### Your goal
State how many lines below hold the word "search". Give that number and no other text.

### Input
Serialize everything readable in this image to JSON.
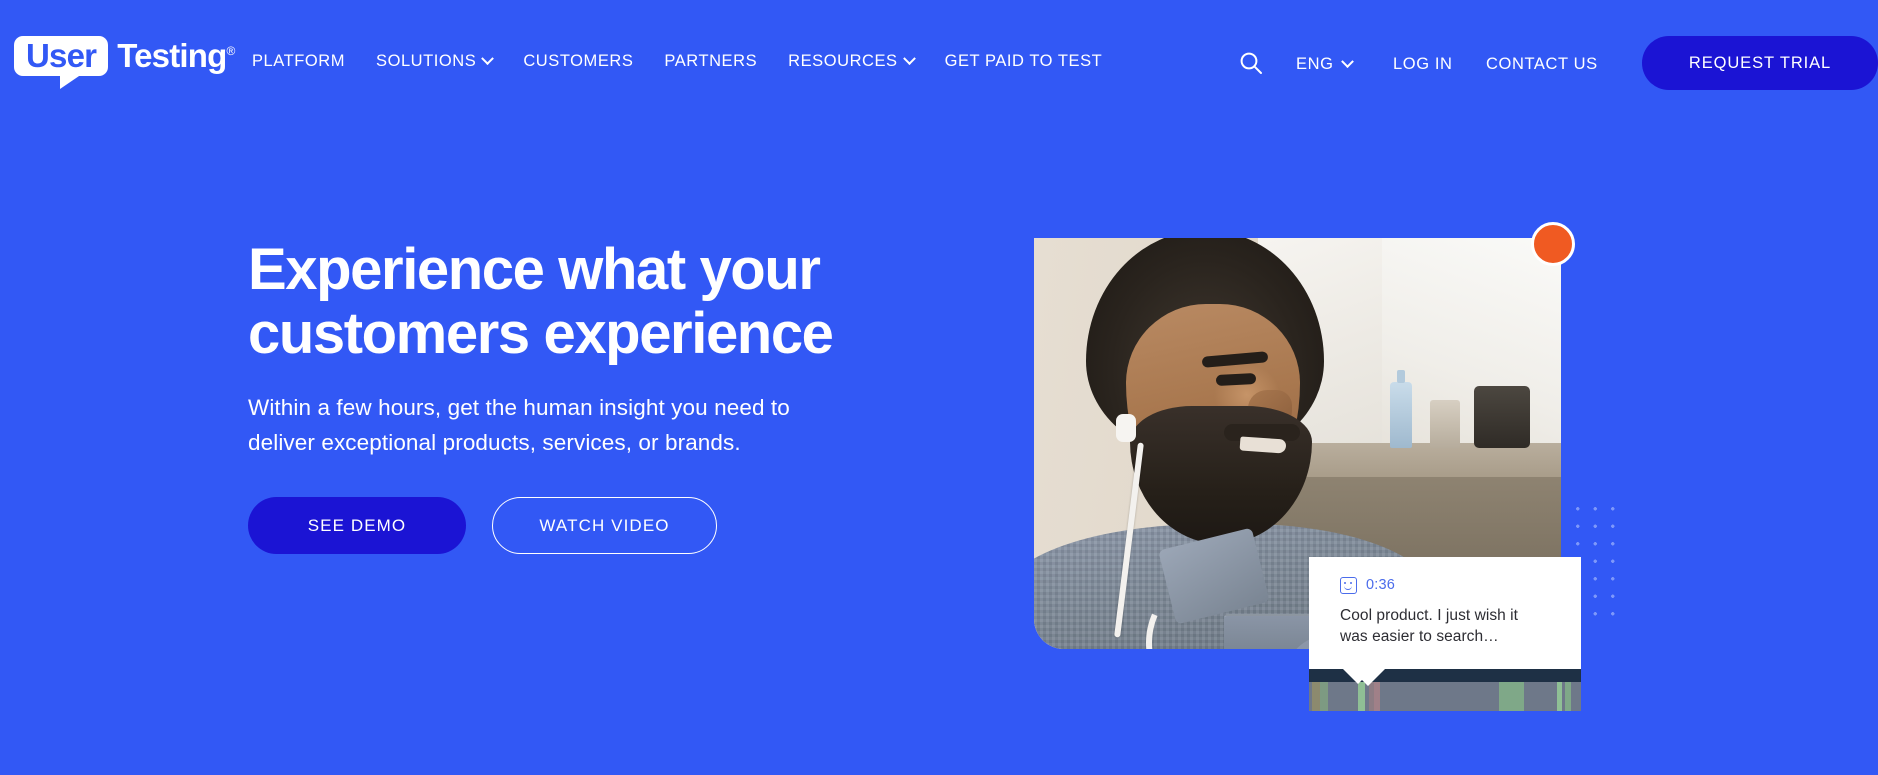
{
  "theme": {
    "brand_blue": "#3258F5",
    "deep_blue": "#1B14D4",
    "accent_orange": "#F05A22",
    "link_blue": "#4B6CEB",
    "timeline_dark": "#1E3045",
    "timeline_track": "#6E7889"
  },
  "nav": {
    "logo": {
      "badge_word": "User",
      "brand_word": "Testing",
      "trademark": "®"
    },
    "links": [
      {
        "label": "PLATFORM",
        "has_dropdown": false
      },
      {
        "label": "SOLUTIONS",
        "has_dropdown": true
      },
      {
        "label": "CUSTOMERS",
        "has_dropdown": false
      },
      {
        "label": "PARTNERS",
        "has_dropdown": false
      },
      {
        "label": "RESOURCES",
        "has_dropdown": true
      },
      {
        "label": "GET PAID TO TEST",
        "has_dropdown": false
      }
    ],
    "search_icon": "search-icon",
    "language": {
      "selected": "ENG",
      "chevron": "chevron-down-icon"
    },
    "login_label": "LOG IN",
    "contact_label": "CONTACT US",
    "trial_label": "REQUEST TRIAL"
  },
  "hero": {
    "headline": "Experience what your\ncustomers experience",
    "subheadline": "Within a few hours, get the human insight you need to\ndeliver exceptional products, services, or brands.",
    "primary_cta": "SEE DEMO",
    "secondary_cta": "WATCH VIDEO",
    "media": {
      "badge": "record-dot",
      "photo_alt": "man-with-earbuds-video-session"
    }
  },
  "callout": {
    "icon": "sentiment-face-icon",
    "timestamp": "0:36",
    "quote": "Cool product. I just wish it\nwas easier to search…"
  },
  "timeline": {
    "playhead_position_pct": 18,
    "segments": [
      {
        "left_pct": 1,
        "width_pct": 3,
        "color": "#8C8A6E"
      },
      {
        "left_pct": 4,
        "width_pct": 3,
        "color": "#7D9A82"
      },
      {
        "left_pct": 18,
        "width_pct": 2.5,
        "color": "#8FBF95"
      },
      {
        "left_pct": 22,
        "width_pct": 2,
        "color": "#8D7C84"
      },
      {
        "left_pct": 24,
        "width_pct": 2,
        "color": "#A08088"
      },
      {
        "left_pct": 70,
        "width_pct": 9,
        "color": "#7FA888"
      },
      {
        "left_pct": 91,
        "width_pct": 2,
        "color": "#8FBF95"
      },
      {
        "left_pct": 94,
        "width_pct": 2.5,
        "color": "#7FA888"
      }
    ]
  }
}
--
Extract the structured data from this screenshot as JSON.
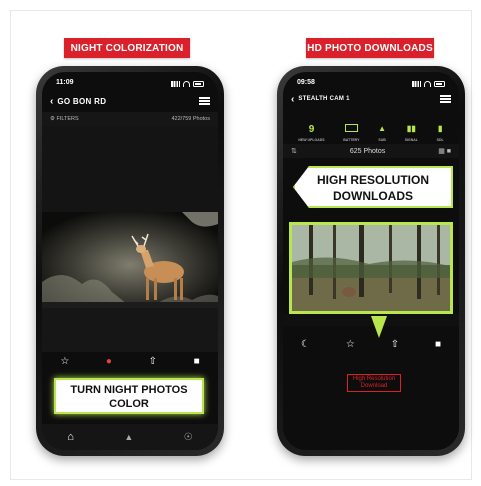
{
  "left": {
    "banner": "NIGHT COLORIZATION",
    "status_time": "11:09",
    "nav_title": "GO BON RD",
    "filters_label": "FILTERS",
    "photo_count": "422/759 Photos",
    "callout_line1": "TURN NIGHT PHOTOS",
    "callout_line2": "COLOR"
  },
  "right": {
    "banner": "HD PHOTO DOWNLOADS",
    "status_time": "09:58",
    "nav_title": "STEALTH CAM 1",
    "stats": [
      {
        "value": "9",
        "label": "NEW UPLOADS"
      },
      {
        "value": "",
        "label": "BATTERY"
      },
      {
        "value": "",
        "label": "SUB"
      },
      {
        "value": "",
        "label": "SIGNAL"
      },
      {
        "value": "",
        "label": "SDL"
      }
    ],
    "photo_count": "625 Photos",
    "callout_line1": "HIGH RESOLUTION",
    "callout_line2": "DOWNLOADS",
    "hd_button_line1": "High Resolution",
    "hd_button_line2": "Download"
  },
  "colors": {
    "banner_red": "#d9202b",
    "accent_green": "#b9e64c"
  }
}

### Response to the exercise
2